I could have used this when I was reading 50,000 word fanfics. Even I have trouble staring at the screen for that long.

Saturday, March 04, 2006

Easy Targets

Can vegans eat chalk? The answer seems to be yes. Apparently, they also can eat chocolate (despite the use of child slave labor on African cocoa plantations) but many refuse honey (because that involves exploiting the bees, dontcha know).

Friday, March 03, 2006

PTN Book Club Continues

Thanks to those who participated in the February PTN Book Club. Our March selection is Saturday, by Ian McEwan. I hope that we like it better than the previous months' books.

Pinning Down the Clerks

An email correspondent confirms that Adam Conrad (Georgia '05/Sentelle '05-'06) will be clerking for Justice Thomas in OT 2006. The clerk list has been updated.

Know me better than I know myself

I mentioned to a friend last night that I had been underwhelmed by Battlestar Galactica and quit watching after the first few discs.

"I bet I know exactly when you started to lose interest. The part just after most of humanity is destroyed, when we zoom in on a couple and Adama says, 'They better start having babies.'"

"Not true, although I don't understand why they can't just float around in space until they die of old age. Why should the people who are still alive rearrange their own lives for the sake of people who aren't even born?"

"See, this is what I mean. The show is uninteresting to you because you don't find the central conflict compelling. You have no species preservation instinct."

"And here I thought it was just that the doctor was really annoying."

Thursday, March 02, 2006

Little Known Facts

When Anna Nicole first met her gazillionaire, she was an A-cup. The district court's opinion inexplicably left out this fact and asserted that she had to work the less lucrative day shift as a dancer because she was "big boned."


When in Sedona, do not eat at Casa Rincon.

Wednesday, March 01, 2006

Crash and Burn

Much as I hate to agree with the Douthat about anything, I must concur: Crash is a terrible movie. Nice takedowns can be read here and here.

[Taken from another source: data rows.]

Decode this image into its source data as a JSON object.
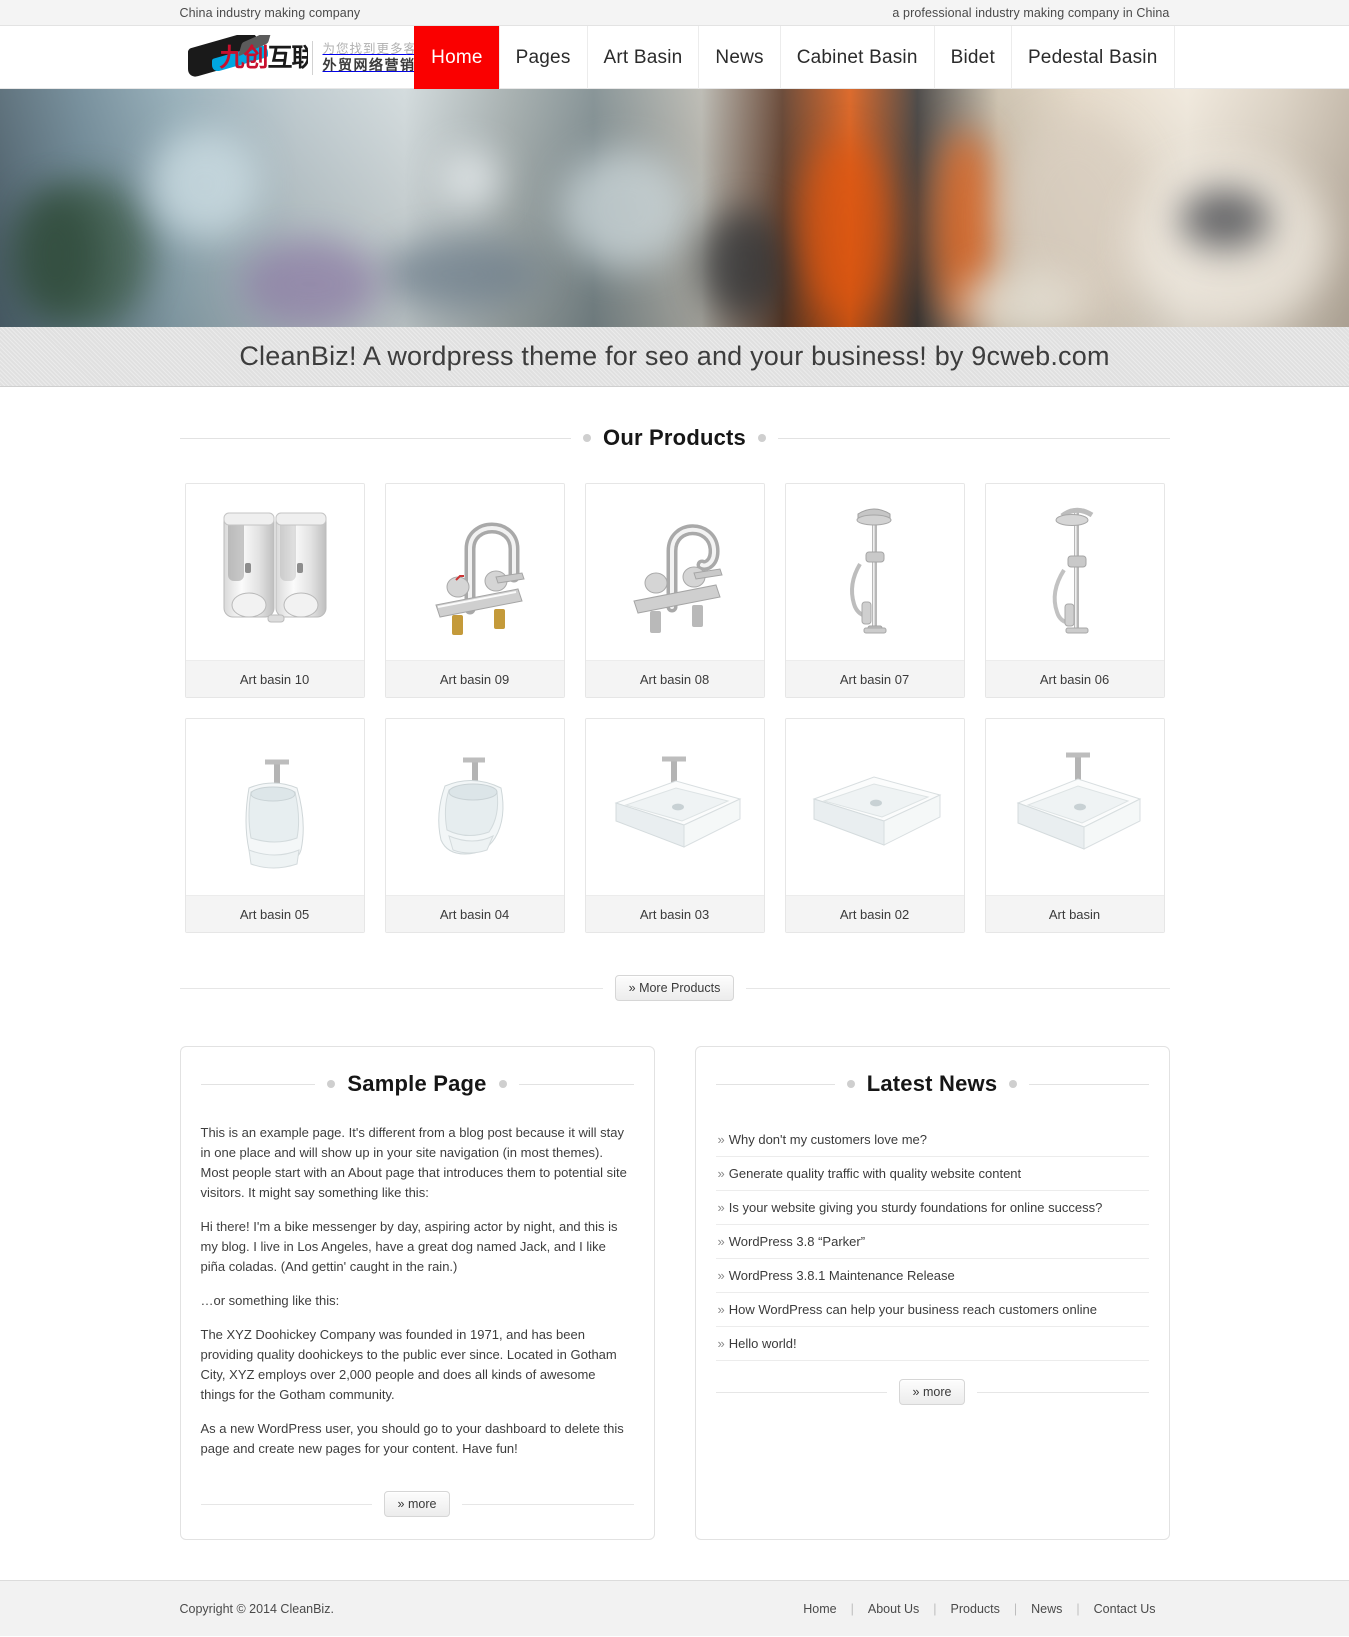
{
  "topbar": {
    "left": "China industry making company",
    "right": "a professional industry making company in China"
  },
  "logo": {
    "cn_red": "九创",
    "cn_black": "互联",
    "tagline_line1": "为您找到更多客户",
    "tagline_line2": "外贸网络营销"
  },
  "nav": {
    "items": [
      {
        "label": "Home",
        "active": true
      },
      {
        "label": "Pages",
        "active": false
      },
      {
        "label": "Art Basin",
        "active": false
      },
      {
        "label": "News",
        "active": false
      },
      {
        "label": "Cabinet Basin",
        "active": false
      },
      {
        "label": "Bidet",
        "active": false
      },
      {
        "label": "Pedestal Basin",
        "active": false
      }
    ]
  },
  "hero": {
    "tagline": "CleanBiz! A wordpress theme for seo and your business! by 9cweb.com"
  },
  "products": {
    "title": "Our Products",
    "more_label": "» More Products",
    "row1": [
      {
        "name": "Art basin 10",
        "icon": "soap-dispenser-icon"
      },
      {
        "name": "Art basin 09",
        "icon": "gooseneck-faucet-icon"
      },
      {
        "name": "Art basin 08",
        "icon": "curved-faucet-icon"
      },
      {
        "name": "Art basin 07",
        "icon": "shower-column-icon"
      },
      {
        "name": "Art basin 06",
        "icon": "shower-set-icon"
      }
    ],
    "row2": [
      {
        "name": "Art basin 05",
        "icon": "bidet-icon"
      },
      {
        "name": "Art basin 04",
        "icon": "wall-bidet-icon"
      },
      {
        "name": "Art basin 03",
        "icon": "rect-basin-icon"
      },
      {
        "name": "Art basin 02",
        "icon": "rect-basin-plain-icon"
      },
      {
        "name": "Art basin",
        "icon": "square-basin-icon"
      }
    ]
  },
  "sample_page": {
    "title": "Sample Page",
    "paragraphs": [
      "This is an example page. It's different from a blog post because it will stay in one place and will show up in your site navigation (in most themes). Most people start with an About page that introduces them to potential site visitors. It might say something like this:",
      "Hi there! I'm a bike messenger by day, aspiring actor by night, and this is my blog. I live in Los Angeles, have a great dog named Jack, and I like piña coladas. (And gettin' caught in the rain.)",
      "…or something like this:",
      "The XYZ Doohickey Company was founded in 1971, and has been providing quality doohickeys to the public ever since. Located in Gotham City, XYZ employs over 2,000 people and does all kinds of awesome things for the Gotham community.",
      "As a new WordPress user, you should go to your dashboard to delete this page and create new pages for your content. Have fun!"
    ],
    "more_label": "» more"
  },
  "latest_news": {
    "title": "Latest News",
    "more_label": "» more",
    "items": [
      "Why don't my customers love me?",
      "Generate quality traffic with quality website content",
      "Is your website giving you sturdy foundations for online success?",
      "WordPress 3.8 “Parker”",
      "WordPress 3.8.1 Maintenance Release",
      "How WordPress can help your business reach customers online",
      "Hello world!"
    ]
  },
  "footer": {
    "copyright": "Copyright © 2014 CleanBiz.",
    "links": [
      "Home",
      "About Us",
      "Products",
      "News",
      "Contact Us"
    ],
    "separator": "|"
  },
  "colors": {
    "accent_red": "#fa0000",
    "logo_red": "#c8102e",
    "logo_blue": "#00a7e1",
    "tagline_bg": "#e0e0e0",
    "footer_bg": "#f2f2f2"
  }
}
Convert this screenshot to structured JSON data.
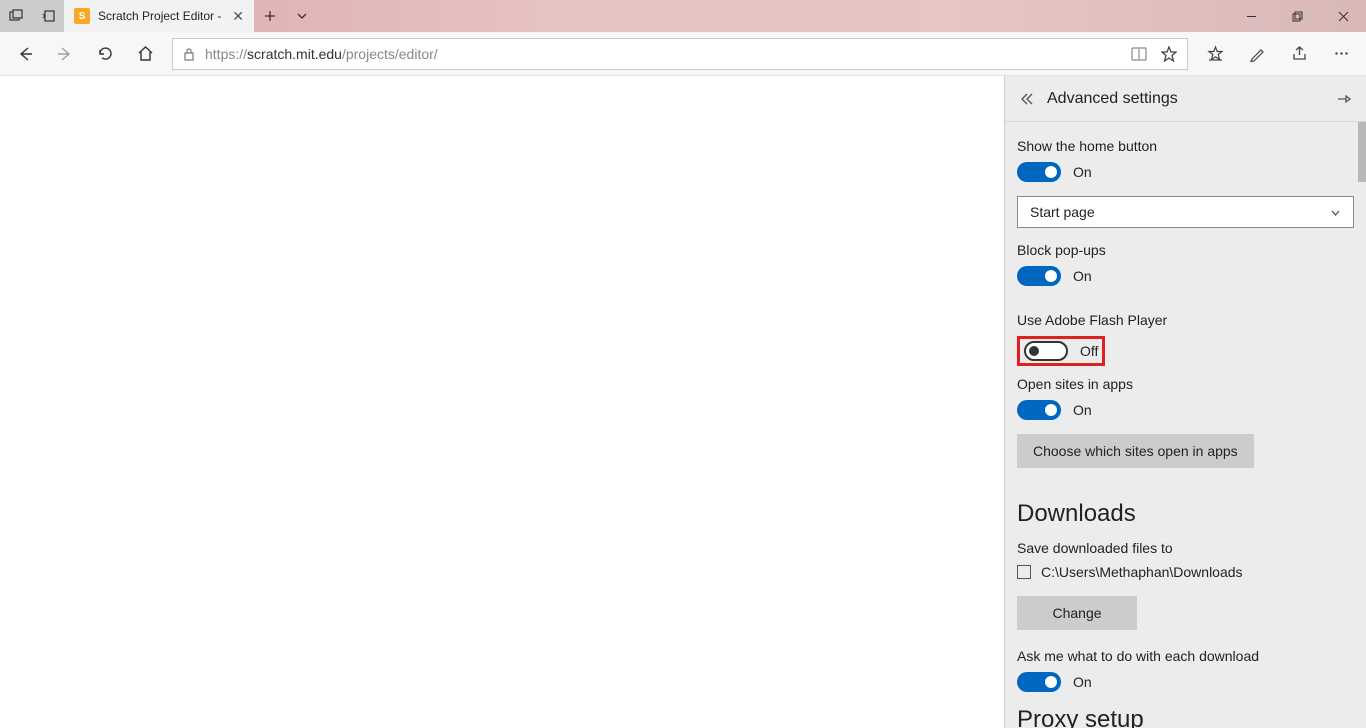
{
  "tab": {
    "title": "Scratch Project Editor -",
    "favicon_letter": "S"
  },
  "address": {
    "prefix": "https://",
    "domain": "scratch.mit.edu",
    "path": "/projects/editor/"
  },
  "panel": {
    "title": "Advanced settings",
    "home_button": {
      "label": "Show the home button",
      "state": "On"
    },
    "home_dropdown": {
      "selected": "Start page"
    },
    "block_popups": {
      "label": "Block pop-ups",
      "state": "On"
    },
    "flash": {
      "label": "Use Adobe Flash Player",
      "state": "Off"
    },
    "open_sites": {
      "label": "Open sites in apps",
      "state": "On"
    },
    "choose_sites_btn": "Choose which sites open in apps",
    "downloads": {
      "heading": "Downloads",
      "save_label": "Save downloaded files to",
      "path": "C:\\Users\\Methaphan\\Downloads",
      "change_btn": "Change"
    },
    "ask_download": {
      "label": "Ask me what to do with each download",
      "state": "On"
    },
    "proxy": {
      "heading": "Proxy setup"
    }
  }
}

Bits & pieces

I'm still collecting information for the Supreme Court clerk profiles, but in the meantime, here are some links:

Southern California taken over by bears. They apparently enjoy swimming in backyard pools.

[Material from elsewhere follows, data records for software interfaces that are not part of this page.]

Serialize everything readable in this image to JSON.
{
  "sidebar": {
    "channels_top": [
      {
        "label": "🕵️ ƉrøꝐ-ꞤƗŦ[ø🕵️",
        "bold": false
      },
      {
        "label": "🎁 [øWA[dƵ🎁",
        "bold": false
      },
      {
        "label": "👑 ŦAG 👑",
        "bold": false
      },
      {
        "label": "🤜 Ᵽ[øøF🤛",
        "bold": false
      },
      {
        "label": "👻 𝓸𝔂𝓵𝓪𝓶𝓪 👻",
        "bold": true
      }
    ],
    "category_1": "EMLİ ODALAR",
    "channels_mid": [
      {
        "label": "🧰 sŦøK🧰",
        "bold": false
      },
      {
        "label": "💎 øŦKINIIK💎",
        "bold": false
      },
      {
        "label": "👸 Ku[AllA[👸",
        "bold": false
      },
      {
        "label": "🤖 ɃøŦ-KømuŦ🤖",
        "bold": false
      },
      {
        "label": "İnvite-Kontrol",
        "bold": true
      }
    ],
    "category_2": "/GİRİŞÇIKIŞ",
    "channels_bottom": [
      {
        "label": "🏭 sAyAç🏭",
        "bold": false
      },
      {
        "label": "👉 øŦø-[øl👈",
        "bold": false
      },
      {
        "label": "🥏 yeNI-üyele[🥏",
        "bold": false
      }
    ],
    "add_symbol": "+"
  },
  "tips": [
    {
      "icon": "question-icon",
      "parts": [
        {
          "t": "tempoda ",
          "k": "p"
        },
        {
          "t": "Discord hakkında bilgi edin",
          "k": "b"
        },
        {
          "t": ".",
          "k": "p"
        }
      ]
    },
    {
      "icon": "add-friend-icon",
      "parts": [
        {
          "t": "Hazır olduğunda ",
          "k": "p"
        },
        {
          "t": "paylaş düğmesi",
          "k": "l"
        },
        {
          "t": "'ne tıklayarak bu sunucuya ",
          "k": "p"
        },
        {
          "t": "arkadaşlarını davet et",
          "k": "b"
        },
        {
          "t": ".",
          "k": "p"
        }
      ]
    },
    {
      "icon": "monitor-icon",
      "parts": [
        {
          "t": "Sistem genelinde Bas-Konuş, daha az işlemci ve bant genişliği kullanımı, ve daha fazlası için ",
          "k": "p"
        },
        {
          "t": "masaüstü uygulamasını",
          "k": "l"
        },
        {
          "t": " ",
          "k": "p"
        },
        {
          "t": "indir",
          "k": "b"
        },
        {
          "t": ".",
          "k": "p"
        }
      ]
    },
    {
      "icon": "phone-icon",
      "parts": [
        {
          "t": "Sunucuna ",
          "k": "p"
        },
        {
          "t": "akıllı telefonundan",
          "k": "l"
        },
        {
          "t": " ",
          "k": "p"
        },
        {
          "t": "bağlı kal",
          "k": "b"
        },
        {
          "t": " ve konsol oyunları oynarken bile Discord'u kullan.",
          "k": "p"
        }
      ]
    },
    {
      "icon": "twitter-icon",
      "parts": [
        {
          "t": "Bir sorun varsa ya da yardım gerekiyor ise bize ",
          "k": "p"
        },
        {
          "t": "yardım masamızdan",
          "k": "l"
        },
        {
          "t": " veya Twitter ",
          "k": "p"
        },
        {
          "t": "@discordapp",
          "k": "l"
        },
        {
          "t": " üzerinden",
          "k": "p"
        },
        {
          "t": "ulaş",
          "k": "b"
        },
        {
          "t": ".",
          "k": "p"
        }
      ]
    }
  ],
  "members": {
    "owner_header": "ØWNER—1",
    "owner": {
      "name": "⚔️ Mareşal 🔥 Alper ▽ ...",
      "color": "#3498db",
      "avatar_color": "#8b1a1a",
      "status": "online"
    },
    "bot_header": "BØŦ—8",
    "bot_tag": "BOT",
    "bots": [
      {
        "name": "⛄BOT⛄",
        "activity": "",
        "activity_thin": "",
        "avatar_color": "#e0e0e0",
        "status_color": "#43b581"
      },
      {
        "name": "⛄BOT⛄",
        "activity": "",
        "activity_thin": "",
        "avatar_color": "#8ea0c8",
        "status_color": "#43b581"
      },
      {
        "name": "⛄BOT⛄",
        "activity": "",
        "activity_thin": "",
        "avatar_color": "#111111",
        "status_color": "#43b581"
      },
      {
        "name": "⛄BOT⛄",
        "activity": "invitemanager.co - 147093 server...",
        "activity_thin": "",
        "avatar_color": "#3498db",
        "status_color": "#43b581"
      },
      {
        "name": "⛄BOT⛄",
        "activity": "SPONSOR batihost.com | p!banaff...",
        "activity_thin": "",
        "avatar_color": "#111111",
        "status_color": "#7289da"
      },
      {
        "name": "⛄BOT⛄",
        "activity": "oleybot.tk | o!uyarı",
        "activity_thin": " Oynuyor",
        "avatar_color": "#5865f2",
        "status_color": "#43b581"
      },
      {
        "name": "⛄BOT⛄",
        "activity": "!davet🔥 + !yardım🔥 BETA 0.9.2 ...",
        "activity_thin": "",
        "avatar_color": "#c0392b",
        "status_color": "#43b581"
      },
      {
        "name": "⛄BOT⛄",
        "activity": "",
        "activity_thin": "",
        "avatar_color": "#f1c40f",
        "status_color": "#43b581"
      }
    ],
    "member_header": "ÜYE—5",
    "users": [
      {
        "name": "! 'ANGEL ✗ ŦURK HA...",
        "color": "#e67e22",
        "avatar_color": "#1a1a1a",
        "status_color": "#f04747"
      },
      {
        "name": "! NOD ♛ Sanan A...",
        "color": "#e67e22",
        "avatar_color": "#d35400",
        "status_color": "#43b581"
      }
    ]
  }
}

Radley Balko sums up some of the reasons I've been appalled by the Crunchy Con movement.

Harvard is doomed. Dooooomed!

Apropos our earlier discussion, artistic nudity is blocked by some filtering software. There is, of course, a protest movement.